As the curtains opened and we filed in, I cannot express what a thrill that was, and then seeing all of my family in the stands, I had a grin a mile wide. There is really nothing like riding at HOYS. The experience was so different to Wembley, which was just a tent in the car park. The atmosphere and sense of occasion at the NEC just cannot be bettered. After that though, the class just seemed to rush by, and it was all over by 7.45am. I must admit it was a total anti-climax, all those months of preparation leading up to it, and we were all done before 8am! I am usually not even awake by this time! Forrest went very well, but I felt extremely nervous. We were not placed, and when I came out I burst into tears. Mum thought it was because I was disappointed at the result, but in actual fact it was the emotion, nerves and pressure all coming to a head when it was all over.

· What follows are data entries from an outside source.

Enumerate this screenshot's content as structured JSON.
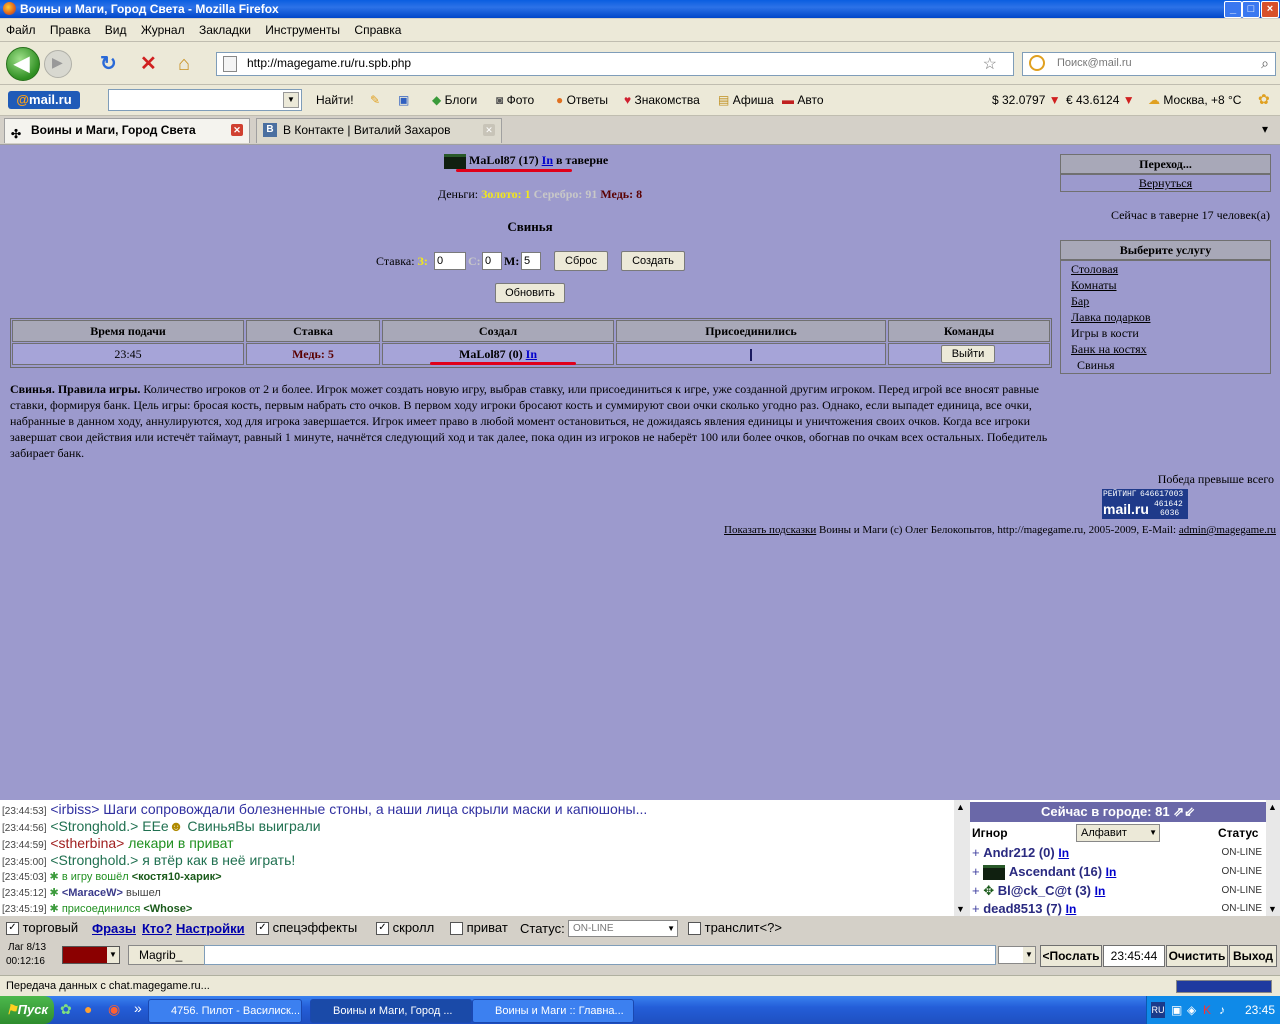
{
  "window": {
    "title": "Воины и Маги, Город Света - Mozilla Firefox",
    "btn_min": "_",
    "btn_max": "□",
    "btn_close": "×"
  },
  "menu": {
    "file": "Файл",
    "edit": "Правка",
    "view": "Вид",
    "history": "Журнал",
    "bookmarks": "Закладки",
    "tools": "Инструменты",
    "help": "Справка"
  },
  "nav": {
    "url": "http://magegame.ru/ru.spb.php",
    "search_placeholder": "Поиск@mail.ru",
    "reload_glyph": "↻",
    "stop_glyph": "✕",
    "home_glyph": "⌂",
    "star_glyph": "☆"
  },
  "mailru": {
    "logo_at": "@",
    "logo_text": "mail.ru",
    "find": "Найти!",
    "blogs": "Блоги",
    "photo": "Фото",
    "answers": "Ответы",
    "dating": "Знакомства",
    "poster": "Афиша",
    "auto": "Авто",
    "usd": "$ 32.0797",
    "eur": "€ 43.6124",
    "weather": "Москва, +8 °C"
  },
  "tabs": [
    {
      "label": "Воины и Маги, Город Света",
      "active": true
    },
    {
      "label": "В Контакте | Виталий Захаров",
      "active": false
    }
  ],
  "page": {
    "player_name": "MaLol87 (17)",
    "in_link": "In",
    "player_location": " в таверне",
    "money_label": "Деньги: ",
    "gold": "Золото: 1",
    "silver": "Серебро: 91",
    "copper": "Медь: 8",
    "game_title": "Свинья",
    "bet_label": "Ставка: ",
    "bet_z_label": "З:",
    "bet_s_label": "С:",
    "bet_m_label": "М:",
    "bet_z": "0",
    "bet_s": "0",
    "bet_m": "5",
    "reset_btn": "Сброс",
    "create_btn": "Создать",
    "refresh_btn": "Обновить",
    "table": {
      "headers": [
        "Время подачи",
        "Ставка",
        "Создал",
        "Присоединились",
        "Команды"
      ],
      "row": {
        "time": "23:45",
        "stake": "Медь: 5",
        "creator": "MaLol87 (0)",
        "creator_in": "In",
        "joined": "",
        "command": "Выйти"
      }
    },
    "rules_title": "Свинья. Правила игры.",
    "rules_text": " Количество игроков от 2 и более. Игрок может создать новую игру, выбрав ставку, или присоединиться к игре, уже созданной другим игроком. Перед игрой все вносят равные ставки, формируя банк. Цель игры: бросая кость, первым набрать сто очков. В первом ходу игроки бросают кость и суммируют свои очки сколько угодно раз. Однако, если выпадет единица, все очки, набранные в данном ходу, аннулируются, ход для игрока завершается. Игрок имеет право в любой момент остановиться, не дожидаясь явления единицы и уничтожения своих очков. Когда все игроки завершат свои действия или истечёт таймаут, равный 1 минуте, начнётся следующий ход и так далее, пока один из игроков не наберёт 100 или более очков, обогнав по очкам всех остальных. Победитель забирает банк.",
    "victory_text": "Победа превыше всего",
    "counter": {
      "label": "РЕЙТИНГ",
      "n1": "646617003",
      "n2": "461642",
      "n3": "6036",
      "brand": "mail.ru"
    },
    "footer_hints": "Показать подсказки",
    "footer_text": " Воины и Маги (c) Олег Белокопытов, http://magegame.ru, 2005-2009, E-Mail: ",
    "footer_email": "admin@magegame.ru"
  },
  "sidebar": {
    "goto_head": "Переход...",
    "back_link": "Вернуться",
    "tavern_count": "Сейчас в таверне 17 человек(а)",
    "service_head": "Выберите услугу",
    "services": [
      "Столовая",
      "Комнаты",
      "Бар",
      "Лавка подарков"
    ],
    "dice_label": "Игры в кости",
    "dice_items": [
      "Банк на костях",
      "Свинья"
    ]
  },
  "chat": {
    "lines": [
      {
        "ts": "[23:44:53]",
        "nick": "<irbiss>",
        "nick_color": "#3030a0",
        "text": " Шаги сопровождали болезненные стоны, а наши лица скрыли маски и капюшоны...",
        "text_color": "#3030a0"
      },
      {
        "ts": "[23:44:56]",
        "nick": "<Stronghold.>",
        "nick_color": "#207050",
        "text": " ЕЕе",
        "text_color": "#207050",
        "after": " СвиньяВы выиграли"
      },
      {
        "ts": "[23:44:59]",
        "nick": "<stherbina>",
        "nick_color": "#a02020",
        "text": " лекари в приват",
        "text_color": "#209020"
      },
      {
        "ts": "[23:45:00]",
        "nick": "<Stronghold.>",
        "nick_color": "#207050",
        "text": " я втёр как в неё играть!",
        "text_color": "#207050"
      }
    ],
    "sys_lines": [
      {
        "ts": "[23:45:03]",
        "text": " в игру вошёл ",
        "who": "<костя10-харик>"
      },
      {
        "ts": "[23:45:12]",
        "text": " ",
        "who": "<MaraceW>",
        "after": " вышел"
      },
      {
        "ts": "[23:45:19]",
        "text": " присоединился ",
        "who": "<Whose>"
      }
    ],
    "smiley_glyph": "☻"
  },
  "city": {
    "head": "Сейчас в городе: 81",
    "col_ignore": "Игнор",
    "sort": "Алфавит",
    "col_status": "Статус",
    "players": [
      {
        "name": "Andr212 (0)",
        "in": "In",
        "status": "ON-LINE"
      },
      {
        "name": "Ascendant (16)",
        "in": "In",
        "status": "ON-LINE"
      },
      {
        "name": "Bl@ck_C@t (3)",
        "in": "In",
        "status": "ON-LINE"
      },
      {
        "name": "dead8513 (7)",
        "in": "In",
        "status": "ON-LINE"
      }
    ]
  },
  "chatopts": {
    "trade": "торговый",
    "phrases": "Фразы",
    "who": "Кто?",
    "settings": "Настройки",
    "effects": "спецэффекты",
    "scroll": "скролл",
    "private": "приват",
    "status_label": "Статус:",
    "status_value": "ON-LINE",
    "translit": "транслит<?>",
    "translit_q": "?"
  },
  "chatinput": {
    "lag": "Лаг 8/13",
    "time": "00:12:16",
    "name": "Magrib_",
    "send": "<Послать",
    "clock": "23:45:44",
    "clear": "Очистить",
    "exit": "Выход"
  },
  "statusbar": {
    "text": "Передача данных с chat.magegame.ru..."
  },
  "taskbar": {
    "start": "Пуск",
    "tasks": [
      "4756. Пилот - Василиск...",
      "Воины и Маги, Город ...",
      "Воины и Маги :: Главна..."
    ],
    "lang": "RU",
    "clock": "23:45"
  }
}
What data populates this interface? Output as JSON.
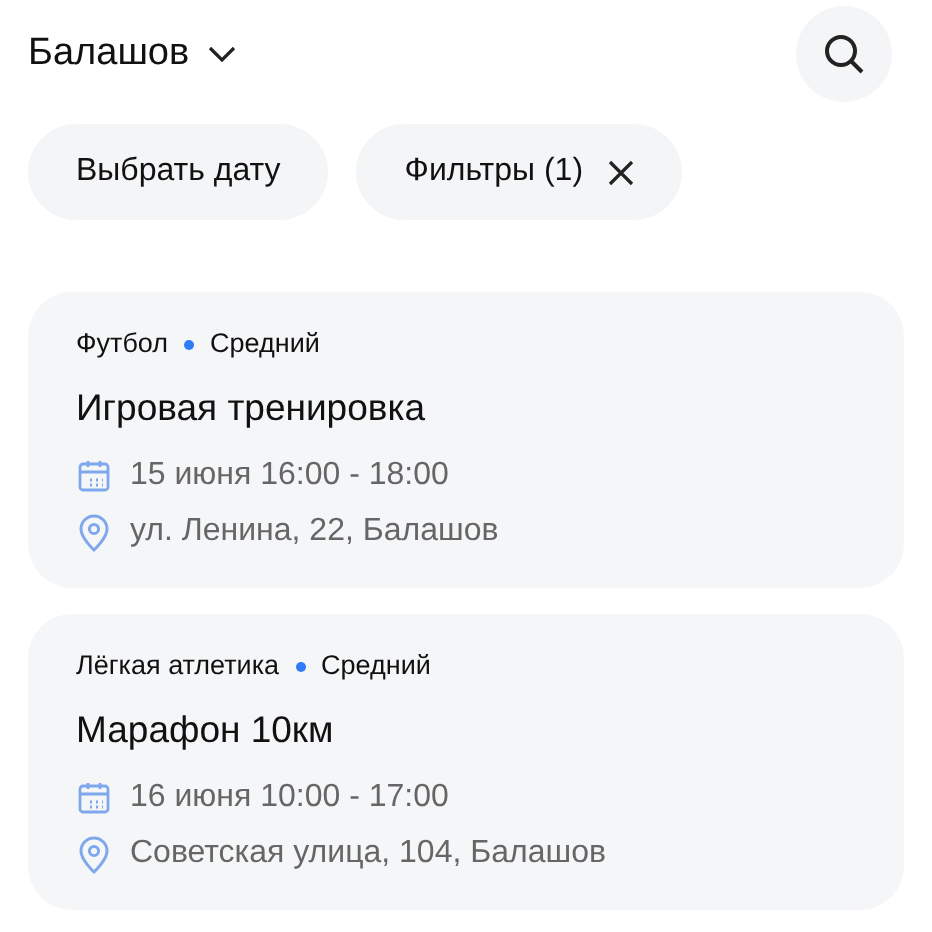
{
  "header": {
    "city": "Балашов"
  },
  "chips": [
    {
      "label": "Выбрать дату",
      "kind": "plain"
    },
    {
      "label": "Фильтры (1)",
      "kind": "clearable"
    }
  ],
  "events": [
    {
      "sport": "Футбол",
      "level_label": "Средний",
      "title": "Игровая тренировка",
      "date": "15 июня 16:00 - 18:00",
      "address": "ул. Ленина, 22, Балашов"
    },
    {
      "sport": "Лёгкая атлетика",
      "level_label": "Средний",
      "title": "Марафон 10км",
      "date": "16 июня 10:00 - 17:00",
      "address": "Советская улица, 104, Балашов"
    }
  ]
}
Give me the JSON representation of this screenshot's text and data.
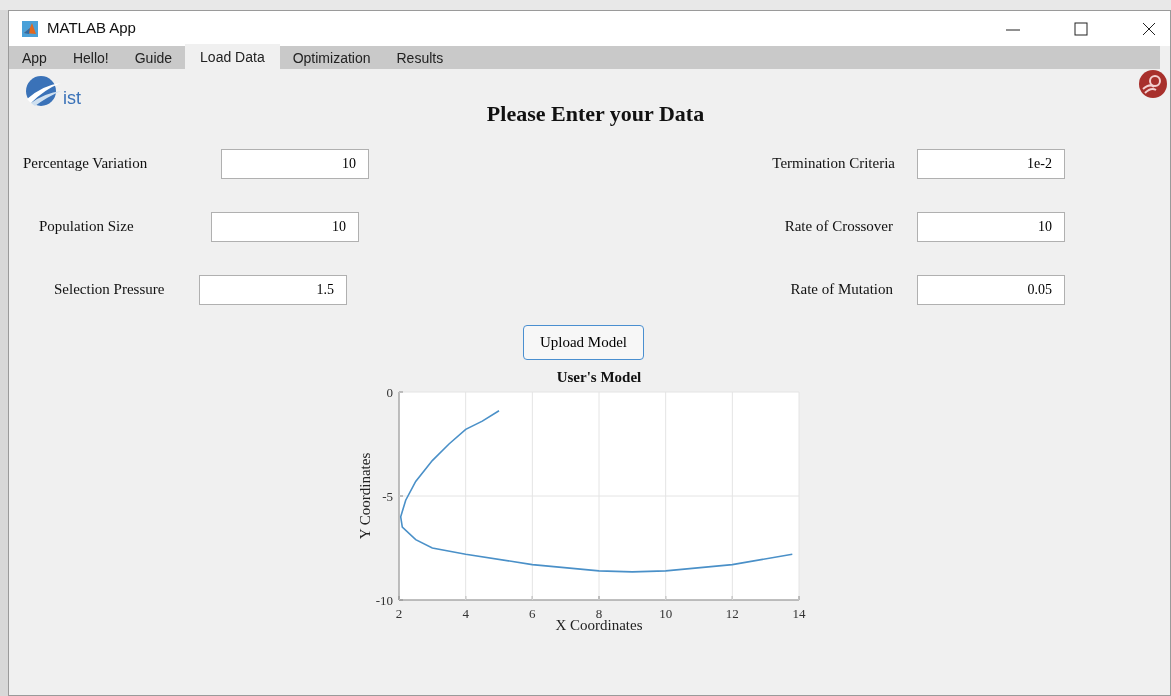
{
  "window": {
    "title": "MATLAB App"
  },
  "tabs": [
    {
      "label": "App",
      "selected": false
    },
    {
      "label": "Hello!",
      "selected": false
    },
    {
      "label": "Guide",
      "selected": false
    },
    {
      "label": "Load Data",
      "selected": true
    },
    {
      "label": "Optimization",
      "selected": false
    },
    {
      "label": "Results",
      "selected": false
    }
  ],
  "logo": {
    "text": "ist"
  },
  "heading": "Please Enter your Data",
  "fields_left": [
    {
      "label": "Percentage Variation",
      "value": "10"
    },
    {
      "label": "Population Size",
      "value": "10"
    },
    {
      "label": "Selection Pressure",
      "value": "1.5"
    }
  ],
  "fields_right": [
    {
      "label": "Termination Criteria",
      "value": "1e-2"
    },
    {
      "label": "Rate of Crossover",
      "value": "10"
    },
    {
      "label": "Rate of Mutation",
      "value": "0.05"
    }
  ],
  "upload_button": "Upload Model",
  "chart_data": {
    "type": "line",
    "title": "User's Model",
    "xlabel": "X Coordinates",
    "ylabel": "Y Coordinates",
    "xlim": [
      2,
      14
    ],
    "ylim": [
      -10,
      0
    ],
    "grid": true,
    "xticks": [
      2,
      4,
      6,
      8,
      10,
      12,
      14
    ],
    "yticks": [
      -10,
      -5,
      0
    ],
    "x": [
      5,
      4.5,
      4,
      3.5,
      3,
      2.5,
      2.2,
      2.05,
      2.1,
      2.5,
      3,
      4,
      6,
      8,
      9,
      10,
      12,
      13.8
    ],
    "series": [
      {
        "color": "#4a90c8",
        "values": [
          -0.9,
          -1.4,
          -1.8,
          -2.5,
          -3.3,
          -4.3,
          -5.2,
          -6,
          -6.5,
          -7.1,
          -7.5,
          -7.8,
          -8.3,
          -8.6,
          -8.65,
          -8.6,
          -8.3,
          -7.8
        ]
      }
    ]
  }
}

Now I have my two HOYS experiences under my belt, I don’t feel any desire to qualify again. I dont feel that thrive in the high pressure environment that is the Horse of the Year Show. I am now quite happy doing local NPS shows, our local county and agricultural shows and the NPS championships. Shows that are local to us, where we can meet up with friends and have a nice day out as a family in a relaxed atmosphere, and most importantly enjoy and appreciate our ponies. I suppose you could say I have gone back to my roots!
Never say never though…… I would love for my sister to be able to take Forrest to HOYS, and as there will be separate New Forest qualifiers at some shows next year we may give it a go. Forrest will be 14 next year, but still looks every inch as good as he did when he qualified at 6. I also have a young Highland who I feel is HOYS standard, so we may also give some qualifiers a go in a few years. We shall see!